Records from a collection
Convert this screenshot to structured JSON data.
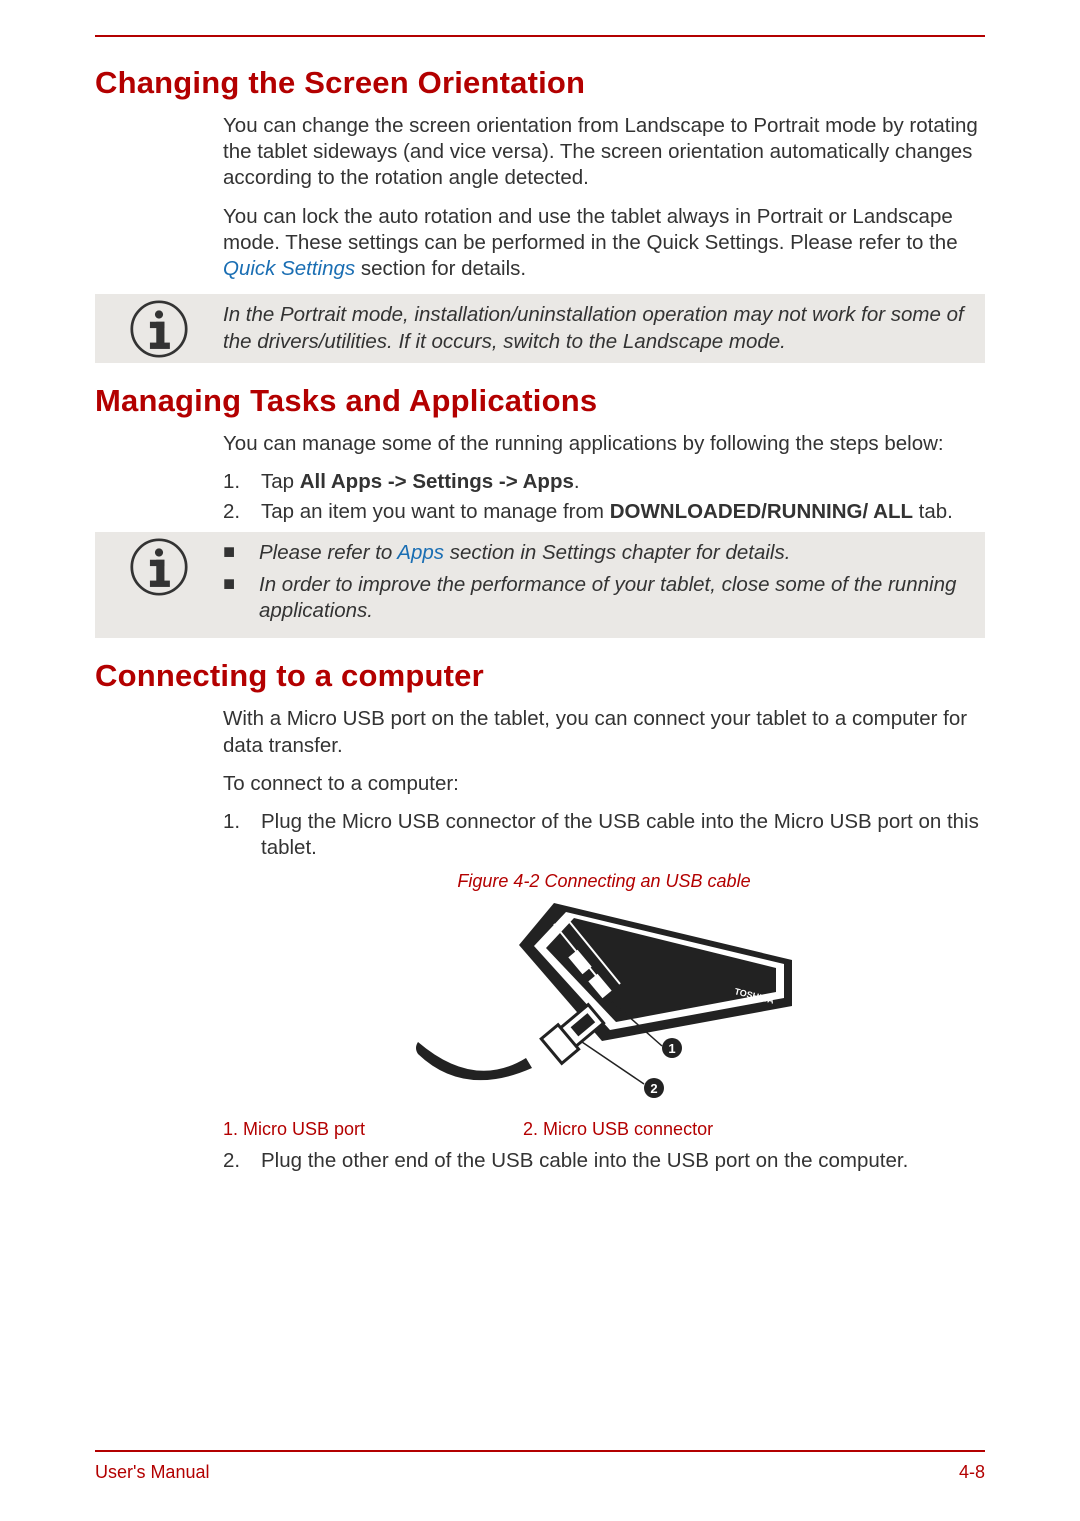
{
  "headings": {
    "h1": "Changing the Screen Orientation",
    "h2": "Managing Tasks and Applications",
    "h3": "Connecting to a computer"
  },
  "section1": {
    "p1": "You can change the screen orientation from Landscape to Portrait mode by rotating the tablet sideways (and vice versa). The screen orientation automatically changes according to the rotation angle detected.",
    "p2a": "You can lock the auto rotation and use the tablet always in Portrait or Landscape mode. These settings can be performed in the Quick Settings. Please refer to the ",
    "p2link": "Quick Settings",
    "p2b": " section for details.",
    "note": "In the Portrait mode, installation/uninstallation operation may not work for some of the drivers/utilities. If it occurs, switch to the Landscape mode."
  },
  "section2": {
    "p1": "You can manage some of the running applications by following the steps below:",
    "li1_a": "Tap ",
    "li1_b": "All Apps -> Settings -> Apps",
    "li1_c": ".",
    "li2_a": "Tap an item you want to manage from ",
    "li2_b": "DOWNLOADED/RUNNING/ ALL",
    "li2_c": " tab.",
    "noteb1_a": "Please refer to ",
    "noteb1_link": "Apps",
    "noteb1_b": " section in Settings chapter for details.",
    "noteb2": "In order to improve the performance of your tablet, close some of the running applications."
  },
  "section3": {
    "p1": "With a Micro USB port on the tablet, you can connect your tablet to a computer for data transfer.",
    "p2": "To connect to a computer:",
    "li1": "Plug the Micro USB connector of the USB cable into the Micro USB port on this tablet.",
    "figcaption": "Figure 4-2 Connecting an USB cable",
    "key1": "1. Micro USB port",
    "key2": "2. Micro USB connector",
    "li2": "Plug the other end of the USB cable into the USB port on the computer."
  },
  "callouts": {
    "c1": "1",
    "c2": "2"
  },
  "brand": "TOSHIBA",
  "list_markers": {
    "n1": "1.",
    "n2": "2.",
    "bullet": "■"
  },
  "footer": {
    "left": "User's Manual",
    "right": "4-8"
  }
}
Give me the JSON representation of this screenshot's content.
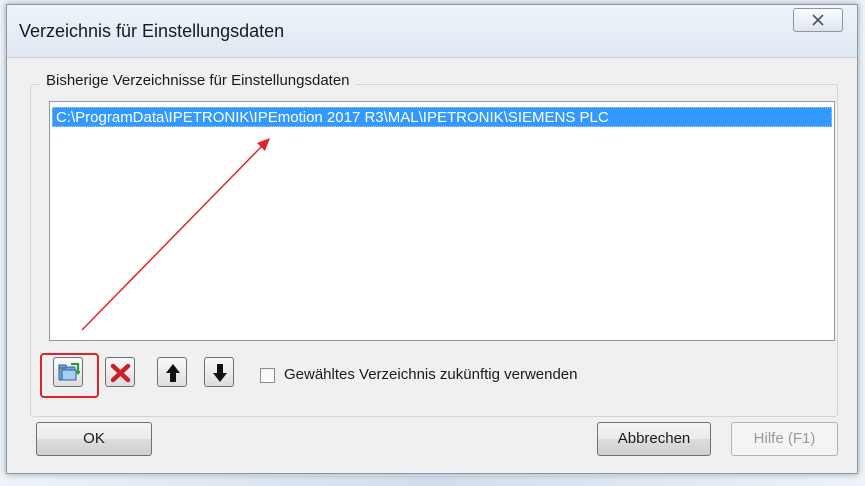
{
  "dialog": {
    "title": "Verzeichnis für Einstellungsdaten",
    "group_label": "Bisherige Verzeichnisse für Einstellungsdaten",
    "list_items": [
      "C:\\ProgramData\\IPETRONIK\\IPEmotion 2017 R3\\MAL\\IPETRONIK\\SIEMENS PLC"
    ],
    "checkbox_label": "Gewähltes Verzeichnis zukünftig verwenden",
    "checkbox_checked": false,
    "buttons": {
      "ok": "OK",
      "cancel": "Abbrechen",
      "help": "Hilfe (F1)"
    },
    "toolbar_icons": [
      "add-folder-icon",
      "delete-icon",
      "move-up-icon",
      "move-down-icon"
    ],
    "colors": {
      "selection": "#3399ff",
      "annotation": "#e0242d"
    }
  }
}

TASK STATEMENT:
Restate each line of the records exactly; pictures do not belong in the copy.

RESPONSE TO THIS TASK:
Convert this screenshot to structured JSON data.
{
  "headings": {
    "h1": "Changing the Screen Orientation",
    "h2": "Managing Tasks and Applications",
    "h3": "Connecting to a computer"
  },
  "section1": {
    "p1": "You can change the screen orientation from Landscape to Portrait mode by rotating the tablet sideways (and vice versa). The screen orientation automatically changes according to the rotation angle detected.",
    "p2a": "You can lock the auto rotation and use the tablet always in Portrait or Landscape mode. These settings can be performed in the Quick Settings. Please refer to the ",
    "p2link": "Quick Settings",
    "p2b": " section for details.",
    "note": "In the Portrait mode, installation/uninstallation operation may not work for some of the drivers/utilities. If it occurs, switch to the Landscape mode."
  },
  "section2": {
    "p1": "You can manage some of the running applications by following the steps below:",
    "li1_a": "Tap ",
    "li1_b": "All Apps -> Settings -> Apps",
    "li1_c": ".",
    "li2_a": "Tap an item you want to manage from ",
    "li2_b": "DOWNLOADED/RUNNING/ ALL",
    "li2_c": " tab.",
    "noteb1_a": "Please refer to ",
    "noteb1_link": "Apps",
    "noteb1_b": " section in Settings chapter for details.",
    "noteb2": "In order to improve the performance of your tablet, close some of the running applications."
  },
  "section3": {
    "p1": "With a Micro USB port on the tablet, you can connect your tablet to a computer for data transfer.",
    "p2": "To connect to a computer:",
    "li1": "Plug the Micro USB connector of the USB cable into the Micro USB port on this tablet.",
    "figcaption": "Figure 4-2 Connecting an USB cable",
    "key1": "1. Micro USB port",
    "key2": "2. Micro USB connector",
    "li2": "Plug the other end of the USB cable into the USB port on the computer."
  },
  "callouts": {
    "c1": "1",
    "c2": "2"
  },
  "brand": "TOSHIBA",
  "list_markers": {
    "n1": "1.",
    "n2": "2.",
    "bullet": "■"
  },
  "footer": {
    "left": "User's Manual",
    "right": "4-8"
  }
}
Give me the JSON representation of this screenshot's content.
{
  "dialog": {
    "title": "Verzeichnis für Einstellungsdaten",
    "group_label": "Bisherige Verzeichnisse für Einstellungsdaten",
    "list_items": [
      "C:\\ProgramData\\IPETRONIK\\IPEmotion 2017 R3\\MAL\\IPETRONIK\\SIEMENS PLC"
    ],
    "checkbox_label": "Gewähltes Verzeichnis zukünftig verwenden",
    "checkbox_checked": false,
    "buttons": {
      "ok": "OK",
      "cancel": "Abbrechen",
      "help": "Hilfe (F1)"
    },
    "toolbar_icons": [
      "add-folder-icon",
      "delete-icon",
      "move-up-icon",
      "move-down-icon"
    ],
    "colors": {
      "selection": "#3399ff",
      "annotation": "#e0242d"
    }
  }
}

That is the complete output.